The three entry categories are:

  1. Slogan/tagline
  2. Advertisement, up to 8.5×11
  3. Video, up to 2 minutes

Deadline for submissions: March 24, 2011

The Raise the Bar Hershey Campaign will use the submissions in their campaign.  To learn more about the campaign, visit Once submissions are in, those who participate will be invited to vote on the winners.

Check out the prizes involved:

Visit the Raise the Bar Hershey Campaign coordinating organization websites for contest information and rules, how to submit your entry, information about brand jamming and examples of other brand jamming campaigns, and ideas and information to get you started, including Hershey ads and slogans that you can parody. These are the coordinating organizations:

Fair World Project’s free semi-annual publication For a Better World hits the stands this month at Whole Foods, plus cooperative grocery stores and hundreds of other places throughout the country. The Fair World Project promotes organic and fair trade practices and transparent third-party certification of producers, manufacturers and products, throughout the world.

Here’s a description of this publication from the Fair World Project website:

Featuring articles from a variety of perspectives; from farmer workers to 100% committed fair trade brands to deciphering certification schemes and trade organizations, “For a Better World” is an excellent resource to educate consumers.

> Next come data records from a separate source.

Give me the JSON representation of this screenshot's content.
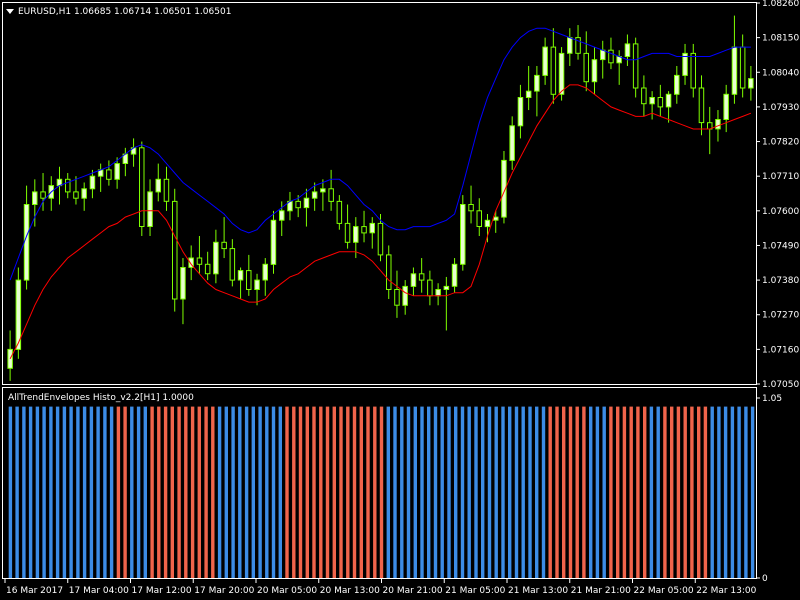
{
  "header": {
    "symbol_line": "EURUSD,H1  1.06685 1.06714 1.06501 1.06501",
    "indicator_line": "AllTrendEnvelopes Histo_v2.2[H1] 1.0000"
  },
  "colors": {
    "background": "#000000",
    "frame": "#ffffff",
    "bull_candle": "#e8ffd0",
    "bear_candle": "#000000",
    "wick": "#7fff00",
    "upper_envelope": "#0000ff",
    "lower_envelope": "#ff0000",
    "histo_blue": "#3c8ce6",
    "histo_red": "#f0644b"
  },
  "chart_data": [
    {
      "type": "candlestick",
      "symbol": "EURUSD",
      "timeframe": "H1",
      "ylim": [
        1.0705,
        1.0826
      ],
      "y_ticks": [
        "1.08260",
        "1.08150",
        "1.08040",
        "1.07930",
        "1.07820",
        "1.07710",
        "1.07600",
        "1.07490",
        "1.07380",
        "1.07270",
        "1.07160",
        "1.07050"
      ],
      "x_ticks": [
        "16 Mar 2017",
        "17 Mar 04:00",
        "17 Mar 12:00",
        "17 Mar 20:00",
        "20 Mar 05:00",
        "20 Mar 13:00",
        "20 Mar 21:00",
        "21 Mar 05:00",
        "21 Mar 13:00",
        "21 Mar 21:00",
        "22 Mar 05:00",
        "22 Mar 13:00"
      ],
      "candles": [
        [
          1.071,
          1.0722,
          1.0706,
          1.0716
        ],
        [
          1.0716,
          1.0742,
          1.0713,
          1.0738
        ],
        [
          1.0738,
          1.0768,
          1.0735,
          1.0762
        ],
        [
          1.0762,
          1.077,
          1.0755,
          1.0766
        ],
        [
          1.0766,
          1.0772,
          1.076,
          1.0764
        ],
        [
          1.0764,
          1.0771,
          1.076,
          1.0768
        ],
        [
          1.0768,
          1.0774,
          1.0762,
          1.077
        ],
        [
          1.077,
          1.0772,
          1.0764,
          1.0766
        ],
        [
          1.0766,
          1.0771,
          1.0762,
          1.0764
        ],
        [
          1.0764,
          1.0769,
          1.076,
          1.0767
        ],
        [
          1.0767,
          1.0773,
          1.0764,
          1.0771
        ],
        [
          1.0771,
          1.0775,
          1.0766,
          1.0773
        ],
        [
          1.0773,
          1.0776,
          1.0768,
          1.077
        ],
        [
          1.077,
          1.0777,
          1.0767,
          1.0775
        ],
        [
          1.0775,
          1.078,
          1.0771,
          1.0778
        ],
        [
          1.0778,
          1.0783,
          1.0774,
          1.078
        ],
        [
          1.078,
          1.0782,
          1.0752,
          1.0755
        ],
        [
          1.0755,
          1.077,
          1.0752,
          1.0766
        ],
        [
          1.0766,
          1.0775,
          1.0763,
          1.077
        ],
        [
          1.077,
          1.0774,
          1.076,
          1.0763
        ],
        [
          1.0763,
          1.0767,
          1.0728,
          1.0732
        ],
        [
          1.0732,
          1.0745,
          1.0724,
          1.0742
        ],
        [
          1.0742,
          1.0749,
          1.0738,
          1.0745
        ],
        [
          1.0745,
          1.0752,
          1.074,
          1.0743
        ],
        [
          1.0743,
          1.0747,
          1.0738,
          1.074
        ],
        [
          1.074,
          1.0754,
          1.0737,
          1.075
        ],
        [
          1.075,
          1.0758,
          1.0745,
          1.0748
        ],
        [
          1.0748,
          1.0751,
          1.0736,
          1.0738
        ],
        [
          1.0738,
          1.0742,
          1.0732,
          1.0741
        ],
        [
          1.0741,
          1.0746,
          1.0733,
          1.0735
        ],
        [
          1.0735,
          1.074,
          1.073,
          1.0738
        ],
        [
          1.0738,
          1.0745,
          1.0733,
          1.0743
        ],
        [
          1.0743,
          1.076,
          1.074,
          1.0757
        ],
        [
          1.0757,
          1.0763,
          1.0752,
          1.076
        ],
        [
          1.076,
          1.0766,
          1.0757,
          1.0763
        ],
        [
          1.0763,
          1.0765,
          1.0758,
          1.0761
        ],
        [
          1.0761,
          1.0767,
          1.0755,
          1.0764
        ],
        [
          1.0764,
          1.0769,
          1.076,
          1.0766
        ],
        [
          1.0766,
          1.077,
          1.076,
          1.0767
        ],
        [
          1.0767,
          1.0773,
          1.076,
          1.0763
        ],
        [
          1.0763,
          1.0765,
          1.0754,
          1.0756
        ],
        [
          1.0756,
          1.0762,
          1.0748,
          1.075
        ],
        [
          1.075,
          1.0758,
          1.0745,
          1.0755
        ],
        [
          1.0755,
          1.076,
          1.075,
          1.0753
        ],
        [
          1.0753,
          1.0758,
          1.0748,
          1.0756
        ],
        [
          1.0756,
          1.0759,
          1.0744,
          1.0746
        ],
        [
          1.0746,
          1.0749,
          1.0732,
          1.0735
        ],
        [
          1.0735,
          1.0741,
          1.0726,
          1.073
        ],
        [
          1.073,
          1.0738,
          1.0727,
          1.0736
        ],
        [
          1.0736,
          1.0742,
          1.0733,
          1.074
        ],
        [
          1.074,
          1.0745,
          1.0734,
          1.0738
        ],
        [
          1.0738,
          1.0741,
          1.073,
          1.0733
        ],
        [
          1.0733,
          1.0737,
          1.073,
          1.0735
        ],
        [
          1.0735,
          1.0739,
          1.0722,
          1.0736
        ],
        [
          1.0736,
          1.0745,
          1.0734,
          1.0743
        ],
        [
          1.0743,
          1.0765,
          1.0741,
          1.0762
        ],
        [
          1.0762,
          1.0768,
          1.0756,
          1.076
        ],
        [
          1.076,
          1.0764,
          1.0752,
          1.0755
        ],
        [
          1.0755,
          1.0759,
          1.075,
          1.0757
        ],
        [
          1.0757,
          1.076,
          1.0753,
          1.0758
        ],
        [
          1.0758,
          1.0779,
          1.0756,
          1.0776
        ],
        [
          1.0776,
          1.079,
          1.0773,
          1.0787
        ],
        [
          1.0787,
          1.08,
          1.0783,
          1.0796
        ],
        [
          1.0796,
          1.0806,
          1.0792,
          1.0798
        ],
        [
          1.0798,
          1.0806,
          1.079,
          1.0803
        ],
        [
          1.0803,
          1.0815,
          1.08,
          1.0812
        ],
        [
          1.0812,
          1.0818,
          1.0794,
          1.0797
        ],
        [
          1.0797,
          1.0812,
          1.0795,
          1.081
        ],
        [
          1.081,
          1.0818,
          1.0806,
          1.0815
        ],
        [
          1.0815,
          1.0819,
          1.0808,
          1.081
        ],
        [
          1.081,
          1.0817,
          1.0798,
          1.0801
        ],
        [
          1.0801,
          1.0812,
          1.0797,
          1.0808
        ],
        [
          1.0808,
          1.0814,
          1.0802,
          1.0811
        ],
        [
          1.0811,
          1.0815,
          1.0805,
          1.0807
        ],
        [
          1.0807,
          1.0811,
          1.08,
          1.0809
        ],
        [
          1.0809,
          1.0816,
          1.0806,
          1.0813
        ],
        [
          1.0813,
          1.0815,
          1.0796,
          1.0799
        ],
        [
          1.0799,
          1.0803,
          1.079,
          1.0794
        ],
        [
          1.0794,
          1.0798,
          1.0789,
          1.0796
        ],
        [
          1.0796,
          1.08,
          1.079,
          1.0793
        ],
        [
          1.0793,
          1.0798,
          1.0788,
          1.0797
        ],
        [
          1.0797,
          1.0806,
          1.0794,
          1.0803
        ],
        [
          1.0803,
          1.0813,
          1.08,
          1.081
        ],
        [
          1.081,
          1.0813,
          1.0796,
          1.0799
        ],
        [
          1.0799,
          1.0803,
          1.0784,
          1.0788
        ],
        [
          1.0788,
          1.0793,
          1.0778,
          1.0786
        ],
        [
          1.0786,
          1.0792,
          1.0782,
          1.0789
        ],
        [
          1.0789,
          1.08,
          1.0785,
          1.0797
        ],
        [
          1.0797,
          1.0822,
          1.0794,
          1.0812
        ],
        [
          1.0812,
          1.0816,
          1.0796,
          1.0799
        ],
        [
          1.0799,
          1.0806,
          1.0795,
          1.0802
        ]
      ],
      "upper_envelope": [
        1.0738,
        1.0745,
        1.0752,
        1.0758,
        1.0763,
        1.0766,
        1.0768,
        1.0769,
        1.077,
        1.0771,
        1.0772,
        1.0773,
        1.0774,
        1.0776,
        1.0778,
        1.078,
        1.0781,
        1.078,
        1.0778,
        1.0775,
        1.0772,
        1.0769,
        1.0767,
        1.0765,
        1.0763,
        1.0761,
        1.0759,
        1.0756,
        1.0754,
        1.0753,
        1.0754,
        1.0757,
        1.0759,
        1.0761,
        1.0763,
        1.0764,
        1.0766,
        1.0768,
        1.0769,
        1.077,
        1.077,
        1.0768,
        1.0765,
        1.0762,
        1.076,
        1.0757,
        1.0755,
        1.0754,
        1.0754,
        1.0755,
        1.0755,
        1.0755,
        1.0756,
        1.0757,
        1.0759,
        1.0768,
        1.0778,
        1.0788,
        1.0796,
        1.0802,
        1.0808,
        1.0812,
        1.0815,
        1.0817,
        1.0818,
        1.0818,
        1.0817,
        1.0816,
        1.0815,
        1.0814,
        1.0813,
        1.0812,
        1.0811,
        1.081,
        1.0809,
        1.0808,
        1.0808,
        1.0809,
        1.081,
        1.081,
        1.081,
        1.0809,
        1.0809,
        1.0809,
        1.0809,
        1.0809,
        1.081,
        1.0811,
        1.0812,
        1.0812,
        1.0812
      ],
      "lower_envelope": [
        1.0713,
        1.0718,
        1.0724,
        1.073,
        1.0735,
        1.0739,
        1.0742,
        1.0745,
        1.0747,
        1.0749,
        1.0751,
        1.0753,
        1.0755,
        1.0756,
        1.0758,
        1.0759,
        1.076,
        1.076,
        1.076,
        1.0757,
        1.0752,
        1.0747,
        1.0743,
        1.074,
        1.0737,
        1.0735,
        1.0734,
        1.0733,
        1.0732,
        1.0731,
        1.0731,
        1.0732,
        1.0735,
        1.0737,
        1.0739,
        1.074,
        1.0742,
        1.0744,
        1.0745,
        1.0746,
        1.0747,
        1.0747,
        1.0747,
        1.0746,
        1.0744,
        1.0741,
        1.0738,
        1.0736,
        1.0734,
        1.0733,
        1.0733,
        1.0733,
        1.0733,
        1.0733,
        1.0734,
        1.0734,
        1.0736,
        1.0743,
        1.0752,
        1.076,
        1.0766,
        1.0772,
        1.0777,
        1.0782,
        1.0787,
        1.0791,
        1.0795,
        1.0798,
        1.08,
        1.08,
        1.0799,
        1.0797,
        1.0795,
        1.0793,
        1.0792,
        1.0791,
        1.079,
        1.079,
        1.0791,
        1.079,
        1.0789,
        1.0788,
        1.0787,
        1.0786,
        1.0786,
        1.0786,
        1.0787,
        1.0788,
        1.0789,
        1.079,
        1.0791
      ]
    },
    {
      "type": "histogram",
      "title": "AllTrendEnvelopes Histo_v2.2[H1] 1.0000",
      "ylim": [
        0,
        1.05
      ],
      "y_ticks": [
        "1.05",
        "0"
      ],
      "bar_value": 1.0,
      "trend": "BBBBBBBBBBBBBBBBRRBBBRRRRRRRRRRBBBBBBBBBBRRRRRRRRRRRRRRRBBBBBBBBBBBBBBBBBBBBBBBBRRRRRRBBBRRRRRRBBRRRRRRRBBBBBBB"
    }
  ]
}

Request the Fair World Project publication for free distribution here or download a pdf version right now here.

Check back each week right here on our Fair Trade blog for more Fair Trade News Round-Ups…your one-stop shop for current Fair Trade news and events. And if you’ve got big Fair Trade news to share, email me!